ralfy
Dedicated Viewer
**

Karma: 2
Posts: 18



« Reply #14 on: November 08, 2013, 05:25:13 AM »

The movie was OK. For some reason, I found the viral marketing campaign more interesting.
Logged
Pages: [1] 2
Badmovies.org Forum  |  Movies  |  Good Movies  |  CLOVERFIELD (2008) « previous next »
    Jump to:  


    RSS Feed Subscribe Subscribe by RSS
    Email Subscribe Subscribe by Email


    Popular Articles
    How To Find A Bad Movie

    The Champions of Justice

    Plan 9 from Outer Space

    Manos, The Hands of Fate

    Podcast: Todd the Convenience Store Clerk

    Faster, Pussycat! Kill! Kill!

    Dragonball: The Magic Begins

    Cool As Ice

    The Educational Archives: Driver's Ed

    Godzilla vs. Monster Zero

    Do you have a zombie plan?

    FROM THE BADMOVIES.ORG ARCHIVES
    ImageThe Giant Claw - Slime drop

    Earth is visited by a GIANT ANTIMATTER SPACE BUZZARD! Gawk at the amazingly bad bird puppet, or chuckle over the silly dialog. This is one of the greatest b-movies ever made.

    Lesson Learned:
    • Osmosis: os·mo·sis (oz-mo'sis, os-) n., 1. When a bird eats something.

    Subscribe to Badmovies.org and get updates by email:

    HOME B-Movie Reviews Reader Reviews Forum Interviews TV Shows Advertising Information Sideshows Links Contact

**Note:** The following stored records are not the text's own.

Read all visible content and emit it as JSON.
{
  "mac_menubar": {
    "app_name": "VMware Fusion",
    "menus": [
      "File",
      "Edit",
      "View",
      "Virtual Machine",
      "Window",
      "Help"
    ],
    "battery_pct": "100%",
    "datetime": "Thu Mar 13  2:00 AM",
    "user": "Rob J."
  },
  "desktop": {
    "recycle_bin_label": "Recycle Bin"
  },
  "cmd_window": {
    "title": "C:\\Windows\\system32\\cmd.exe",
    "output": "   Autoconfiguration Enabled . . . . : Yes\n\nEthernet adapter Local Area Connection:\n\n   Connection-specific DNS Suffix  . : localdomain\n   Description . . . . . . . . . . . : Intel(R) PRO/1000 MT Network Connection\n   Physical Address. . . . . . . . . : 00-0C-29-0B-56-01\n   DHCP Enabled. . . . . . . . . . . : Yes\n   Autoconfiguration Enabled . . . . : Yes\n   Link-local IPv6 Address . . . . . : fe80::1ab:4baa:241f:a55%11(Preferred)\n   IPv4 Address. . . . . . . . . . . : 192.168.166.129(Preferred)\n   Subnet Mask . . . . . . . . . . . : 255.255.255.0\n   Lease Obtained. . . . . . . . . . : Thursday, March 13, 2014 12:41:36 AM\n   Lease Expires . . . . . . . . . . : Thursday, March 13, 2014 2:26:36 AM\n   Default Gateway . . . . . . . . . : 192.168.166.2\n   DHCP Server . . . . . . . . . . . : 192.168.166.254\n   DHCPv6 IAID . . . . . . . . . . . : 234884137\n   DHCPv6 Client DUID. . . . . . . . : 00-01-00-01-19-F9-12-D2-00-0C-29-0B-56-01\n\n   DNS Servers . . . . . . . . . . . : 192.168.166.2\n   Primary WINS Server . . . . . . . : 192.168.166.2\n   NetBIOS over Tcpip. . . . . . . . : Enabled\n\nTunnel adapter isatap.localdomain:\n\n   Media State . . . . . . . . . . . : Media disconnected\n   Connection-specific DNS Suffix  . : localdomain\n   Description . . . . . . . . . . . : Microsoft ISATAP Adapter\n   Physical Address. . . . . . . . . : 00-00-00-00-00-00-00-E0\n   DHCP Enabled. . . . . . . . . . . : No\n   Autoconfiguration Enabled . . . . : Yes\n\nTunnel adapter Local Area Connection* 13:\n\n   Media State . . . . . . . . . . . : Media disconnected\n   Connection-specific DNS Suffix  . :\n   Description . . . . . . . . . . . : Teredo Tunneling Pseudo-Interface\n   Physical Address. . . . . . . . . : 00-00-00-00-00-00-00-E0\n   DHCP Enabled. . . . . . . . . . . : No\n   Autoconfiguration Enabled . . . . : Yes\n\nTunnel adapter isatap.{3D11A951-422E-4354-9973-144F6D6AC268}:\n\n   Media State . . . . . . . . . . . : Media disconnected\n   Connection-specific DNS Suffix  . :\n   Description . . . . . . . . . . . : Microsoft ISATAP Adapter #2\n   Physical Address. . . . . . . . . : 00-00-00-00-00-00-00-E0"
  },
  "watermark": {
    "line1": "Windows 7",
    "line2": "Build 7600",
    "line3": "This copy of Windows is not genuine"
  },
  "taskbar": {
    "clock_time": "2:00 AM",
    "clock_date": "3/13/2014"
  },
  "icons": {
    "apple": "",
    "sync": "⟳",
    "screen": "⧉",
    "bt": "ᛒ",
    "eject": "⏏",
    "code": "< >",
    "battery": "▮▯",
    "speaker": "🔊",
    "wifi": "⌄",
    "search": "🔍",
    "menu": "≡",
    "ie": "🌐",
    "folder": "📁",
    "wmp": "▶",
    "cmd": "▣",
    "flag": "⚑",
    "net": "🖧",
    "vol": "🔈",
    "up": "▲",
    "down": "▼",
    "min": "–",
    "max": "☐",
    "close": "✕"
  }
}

    Badmovies.org is owned and operated by Andrew Borntreger. All original content is © 1998 - 2014 by its respective author(s). Image, video, and audio files are used in accordance with the Fair Use Law, and are property of the film copyright holders. You may freely link to any page (.html or .php) on this website, but reproduction in any other form must be authorized by the copyright holder.